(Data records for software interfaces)
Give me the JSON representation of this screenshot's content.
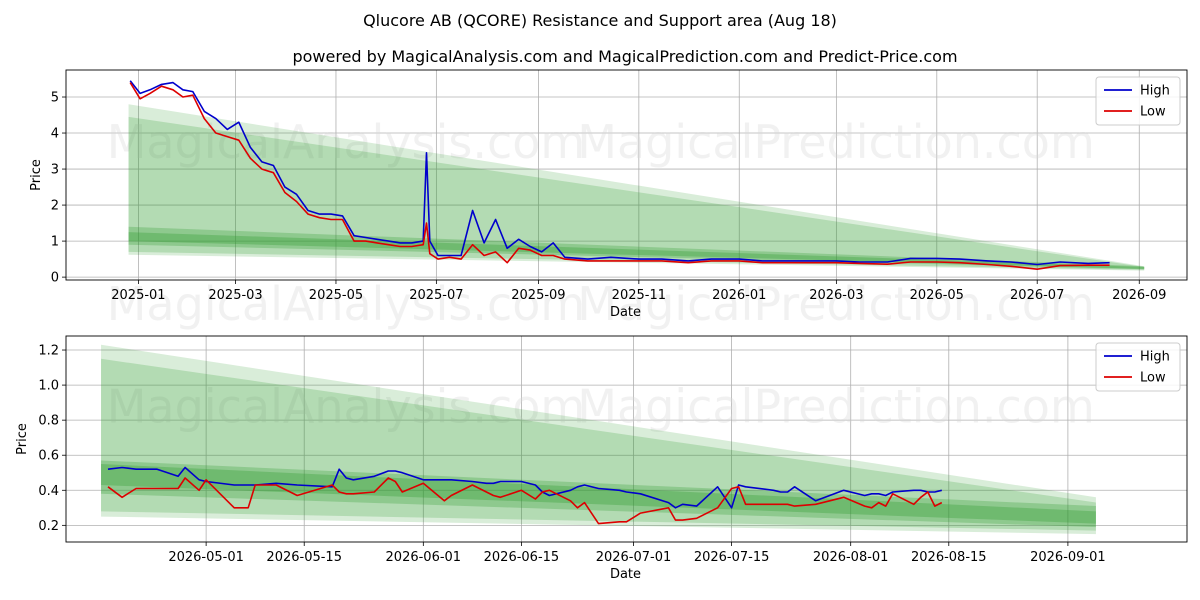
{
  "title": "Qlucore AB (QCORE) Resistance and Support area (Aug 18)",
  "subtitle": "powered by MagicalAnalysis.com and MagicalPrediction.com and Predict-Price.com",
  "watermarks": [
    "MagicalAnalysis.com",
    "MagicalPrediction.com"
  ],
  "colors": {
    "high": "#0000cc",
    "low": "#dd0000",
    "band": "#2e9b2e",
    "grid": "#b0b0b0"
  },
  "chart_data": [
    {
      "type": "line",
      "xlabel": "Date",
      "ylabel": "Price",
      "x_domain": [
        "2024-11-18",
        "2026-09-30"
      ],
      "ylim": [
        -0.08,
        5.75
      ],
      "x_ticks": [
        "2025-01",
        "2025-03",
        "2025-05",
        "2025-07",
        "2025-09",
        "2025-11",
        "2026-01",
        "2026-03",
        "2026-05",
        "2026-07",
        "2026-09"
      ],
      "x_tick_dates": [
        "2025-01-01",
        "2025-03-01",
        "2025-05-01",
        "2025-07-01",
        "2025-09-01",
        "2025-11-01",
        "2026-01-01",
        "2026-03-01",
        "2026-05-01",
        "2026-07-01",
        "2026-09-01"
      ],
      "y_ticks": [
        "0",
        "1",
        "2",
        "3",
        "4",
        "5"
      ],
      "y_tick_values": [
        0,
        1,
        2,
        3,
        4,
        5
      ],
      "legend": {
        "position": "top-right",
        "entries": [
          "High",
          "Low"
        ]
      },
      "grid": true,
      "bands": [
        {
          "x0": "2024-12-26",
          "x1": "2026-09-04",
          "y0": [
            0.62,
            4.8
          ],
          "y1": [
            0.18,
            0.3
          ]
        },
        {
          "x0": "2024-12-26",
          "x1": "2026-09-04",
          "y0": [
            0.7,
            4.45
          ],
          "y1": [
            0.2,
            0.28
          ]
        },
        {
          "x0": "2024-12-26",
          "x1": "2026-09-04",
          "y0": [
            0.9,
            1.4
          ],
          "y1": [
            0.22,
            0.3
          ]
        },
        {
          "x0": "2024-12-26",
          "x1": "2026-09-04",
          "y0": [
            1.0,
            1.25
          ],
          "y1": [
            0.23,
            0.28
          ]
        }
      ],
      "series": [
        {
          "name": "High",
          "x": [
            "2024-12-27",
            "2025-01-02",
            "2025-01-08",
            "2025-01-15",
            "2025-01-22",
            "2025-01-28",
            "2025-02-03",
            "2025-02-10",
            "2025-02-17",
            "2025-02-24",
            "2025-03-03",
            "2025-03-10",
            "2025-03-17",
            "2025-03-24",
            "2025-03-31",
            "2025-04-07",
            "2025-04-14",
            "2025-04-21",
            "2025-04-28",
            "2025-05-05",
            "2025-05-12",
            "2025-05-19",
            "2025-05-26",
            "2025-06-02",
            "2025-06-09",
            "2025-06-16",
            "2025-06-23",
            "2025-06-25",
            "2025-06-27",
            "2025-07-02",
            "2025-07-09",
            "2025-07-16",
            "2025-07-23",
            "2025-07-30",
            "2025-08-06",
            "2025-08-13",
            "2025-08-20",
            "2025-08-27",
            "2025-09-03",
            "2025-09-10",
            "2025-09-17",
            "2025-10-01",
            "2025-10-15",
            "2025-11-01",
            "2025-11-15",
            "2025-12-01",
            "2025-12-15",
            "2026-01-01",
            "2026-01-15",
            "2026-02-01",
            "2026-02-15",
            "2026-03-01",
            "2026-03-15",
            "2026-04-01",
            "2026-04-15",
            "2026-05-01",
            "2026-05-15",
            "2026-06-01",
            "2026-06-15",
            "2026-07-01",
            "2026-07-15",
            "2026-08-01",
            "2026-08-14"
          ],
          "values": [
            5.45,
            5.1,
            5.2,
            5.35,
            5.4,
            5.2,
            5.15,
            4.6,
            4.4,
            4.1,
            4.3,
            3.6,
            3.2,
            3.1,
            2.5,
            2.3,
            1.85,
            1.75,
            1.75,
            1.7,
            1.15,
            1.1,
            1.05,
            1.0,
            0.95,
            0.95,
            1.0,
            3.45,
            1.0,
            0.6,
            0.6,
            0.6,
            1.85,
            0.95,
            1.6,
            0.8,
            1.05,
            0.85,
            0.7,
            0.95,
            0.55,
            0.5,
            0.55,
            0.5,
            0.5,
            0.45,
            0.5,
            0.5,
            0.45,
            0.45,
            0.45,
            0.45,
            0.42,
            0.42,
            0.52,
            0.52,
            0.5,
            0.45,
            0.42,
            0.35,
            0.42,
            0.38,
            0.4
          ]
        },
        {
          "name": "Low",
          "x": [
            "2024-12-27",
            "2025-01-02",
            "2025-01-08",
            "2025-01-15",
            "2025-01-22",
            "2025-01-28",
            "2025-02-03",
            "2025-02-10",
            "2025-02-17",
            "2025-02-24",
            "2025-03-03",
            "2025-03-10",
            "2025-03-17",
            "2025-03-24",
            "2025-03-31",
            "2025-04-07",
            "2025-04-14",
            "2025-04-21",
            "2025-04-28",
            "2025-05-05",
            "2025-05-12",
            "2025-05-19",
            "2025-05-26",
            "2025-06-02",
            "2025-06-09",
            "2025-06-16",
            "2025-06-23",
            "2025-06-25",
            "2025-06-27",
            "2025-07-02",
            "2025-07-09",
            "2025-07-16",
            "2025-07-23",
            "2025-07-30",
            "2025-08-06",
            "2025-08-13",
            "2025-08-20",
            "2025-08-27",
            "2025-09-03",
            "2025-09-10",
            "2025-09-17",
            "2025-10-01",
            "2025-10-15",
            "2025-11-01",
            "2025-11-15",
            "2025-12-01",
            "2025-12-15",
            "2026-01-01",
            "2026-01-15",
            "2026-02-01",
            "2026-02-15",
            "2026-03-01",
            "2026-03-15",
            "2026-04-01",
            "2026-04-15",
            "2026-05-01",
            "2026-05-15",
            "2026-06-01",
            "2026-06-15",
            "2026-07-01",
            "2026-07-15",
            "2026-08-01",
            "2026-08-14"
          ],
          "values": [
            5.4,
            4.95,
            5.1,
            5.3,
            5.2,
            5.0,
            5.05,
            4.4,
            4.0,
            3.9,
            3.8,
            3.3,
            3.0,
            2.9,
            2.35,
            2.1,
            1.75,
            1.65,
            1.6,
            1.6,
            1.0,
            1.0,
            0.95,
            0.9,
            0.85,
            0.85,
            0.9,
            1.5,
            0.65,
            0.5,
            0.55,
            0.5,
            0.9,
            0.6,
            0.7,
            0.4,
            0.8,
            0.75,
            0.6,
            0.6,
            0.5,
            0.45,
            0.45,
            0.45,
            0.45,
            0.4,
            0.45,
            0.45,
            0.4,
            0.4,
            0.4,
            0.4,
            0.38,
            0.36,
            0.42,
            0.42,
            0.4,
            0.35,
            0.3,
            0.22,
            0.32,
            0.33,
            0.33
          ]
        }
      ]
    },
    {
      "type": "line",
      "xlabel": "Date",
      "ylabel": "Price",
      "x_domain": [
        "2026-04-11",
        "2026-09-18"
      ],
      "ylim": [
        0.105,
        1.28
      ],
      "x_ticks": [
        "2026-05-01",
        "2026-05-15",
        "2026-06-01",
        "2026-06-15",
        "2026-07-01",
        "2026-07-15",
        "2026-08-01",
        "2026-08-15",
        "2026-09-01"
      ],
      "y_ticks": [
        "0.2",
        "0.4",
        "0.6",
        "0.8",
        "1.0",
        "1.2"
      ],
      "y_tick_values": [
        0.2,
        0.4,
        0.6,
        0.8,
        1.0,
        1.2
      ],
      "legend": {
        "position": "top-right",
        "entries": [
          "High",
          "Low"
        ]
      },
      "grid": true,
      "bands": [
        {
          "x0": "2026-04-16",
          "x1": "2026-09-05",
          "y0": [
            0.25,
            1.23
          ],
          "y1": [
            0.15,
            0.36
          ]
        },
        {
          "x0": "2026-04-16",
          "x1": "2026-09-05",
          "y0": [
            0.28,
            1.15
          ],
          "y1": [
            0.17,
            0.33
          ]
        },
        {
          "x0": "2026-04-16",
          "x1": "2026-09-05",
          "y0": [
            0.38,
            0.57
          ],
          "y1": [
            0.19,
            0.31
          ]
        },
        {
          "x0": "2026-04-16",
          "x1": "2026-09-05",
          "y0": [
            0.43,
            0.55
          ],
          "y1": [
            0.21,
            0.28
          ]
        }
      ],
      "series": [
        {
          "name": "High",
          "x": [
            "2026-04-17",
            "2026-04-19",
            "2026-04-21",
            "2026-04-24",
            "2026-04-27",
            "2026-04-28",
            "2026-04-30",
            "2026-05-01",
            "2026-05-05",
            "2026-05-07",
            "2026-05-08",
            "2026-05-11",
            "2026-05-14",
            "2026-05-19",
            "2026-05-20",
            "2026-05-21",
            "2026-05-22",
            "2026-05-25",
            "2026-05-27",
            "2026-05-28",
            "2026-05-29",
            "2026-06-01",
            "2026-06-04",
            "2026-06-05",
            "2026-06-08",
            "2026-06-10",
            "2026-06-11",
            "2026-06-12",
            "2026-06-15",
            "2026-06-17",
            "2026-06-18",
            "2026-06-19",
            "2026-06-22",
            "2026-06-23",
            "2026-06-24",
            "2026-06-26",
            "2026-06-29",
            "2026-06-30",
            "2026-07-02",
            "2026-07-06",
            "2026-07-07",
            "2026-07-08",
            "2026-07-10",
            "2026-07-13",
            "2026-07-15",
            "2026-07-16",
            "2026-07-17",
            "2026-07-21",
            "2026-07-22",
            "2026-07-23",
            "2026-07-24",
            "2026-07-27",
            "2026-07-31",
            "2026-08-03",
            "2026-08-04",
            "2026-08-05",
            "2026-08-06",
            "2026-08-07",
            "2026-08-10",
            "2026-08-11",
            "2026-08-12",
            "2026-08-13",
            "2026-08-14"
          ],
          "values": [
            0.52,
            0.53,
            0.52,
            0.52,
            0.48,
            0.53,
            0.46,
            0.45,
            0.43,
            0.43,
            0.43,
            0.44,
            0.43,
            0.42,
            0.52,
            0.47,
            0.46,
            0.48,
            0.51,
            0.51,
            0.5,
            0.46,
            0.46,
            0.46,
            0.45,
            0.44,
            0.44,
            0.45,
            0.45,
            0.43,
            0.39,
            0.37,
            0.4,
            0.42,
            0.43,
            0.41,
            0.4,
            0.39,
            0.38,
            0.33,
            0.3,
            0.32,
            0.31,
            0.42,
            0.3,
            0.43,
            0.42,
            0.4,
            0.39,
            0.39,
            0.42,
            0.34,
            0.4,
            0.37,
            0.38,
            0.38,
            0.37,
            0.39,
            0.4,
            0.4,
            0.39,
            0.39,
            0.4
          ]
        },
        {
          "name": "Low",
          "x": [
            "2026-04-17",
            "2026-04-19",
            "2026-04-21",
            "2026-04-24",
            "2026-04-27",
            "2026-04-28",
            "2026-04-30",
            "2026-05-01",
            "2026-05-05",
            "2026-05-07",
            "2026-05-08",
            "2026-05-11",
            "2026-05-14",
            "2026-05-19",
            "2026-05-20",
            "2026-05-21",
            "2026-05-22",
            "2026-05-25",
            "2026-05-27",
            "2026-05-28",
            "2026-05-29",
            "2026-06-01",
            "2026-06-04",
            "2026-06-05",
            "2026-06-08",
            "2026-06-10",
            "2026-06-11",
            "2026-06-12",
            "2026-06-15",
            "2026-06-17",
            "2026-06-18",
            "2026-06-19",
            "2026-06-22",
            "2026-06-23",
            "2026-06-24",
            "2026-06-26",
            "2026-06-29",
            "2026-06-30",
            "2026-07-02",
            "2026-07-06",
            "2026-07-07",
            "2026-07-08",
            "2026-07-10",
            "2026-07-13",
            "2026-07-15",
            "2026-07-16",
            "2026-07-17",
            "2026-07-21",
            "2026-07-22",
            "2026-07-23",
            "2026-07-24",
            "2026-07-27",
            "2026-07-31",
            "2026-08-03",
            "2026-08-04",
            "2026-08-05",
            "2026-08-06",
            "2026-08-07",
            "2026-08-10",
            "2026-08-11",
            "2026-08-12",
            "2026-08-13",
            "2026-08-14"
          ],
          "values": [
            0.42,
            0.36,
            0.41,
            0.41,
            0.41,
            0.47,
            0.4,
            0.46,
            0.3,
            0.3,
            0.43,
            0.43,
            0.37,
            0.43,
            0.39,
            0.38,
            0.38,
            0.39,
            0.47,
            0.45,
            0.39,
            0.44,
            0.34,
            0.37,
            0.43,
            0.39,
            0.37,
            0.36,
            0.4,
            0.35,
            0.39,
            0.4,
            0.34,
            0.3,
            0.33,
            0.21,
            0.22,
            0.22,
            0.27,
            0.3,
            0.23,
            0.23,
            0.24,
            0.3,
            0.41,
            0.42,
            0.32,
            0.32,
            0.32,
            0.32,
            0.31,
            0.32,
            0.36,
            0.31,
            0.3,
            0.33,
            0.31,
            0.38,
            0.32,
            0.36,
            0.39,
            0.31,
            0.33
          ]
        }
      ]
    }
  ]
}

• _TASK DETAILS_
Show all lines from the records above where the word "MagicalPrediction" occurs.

• _RESULT_
  "subtitle": "powered by MagicalAnalysis.com and MagicalPrediction.com and Predict-Price.com",
    "MagicalPrediction.com"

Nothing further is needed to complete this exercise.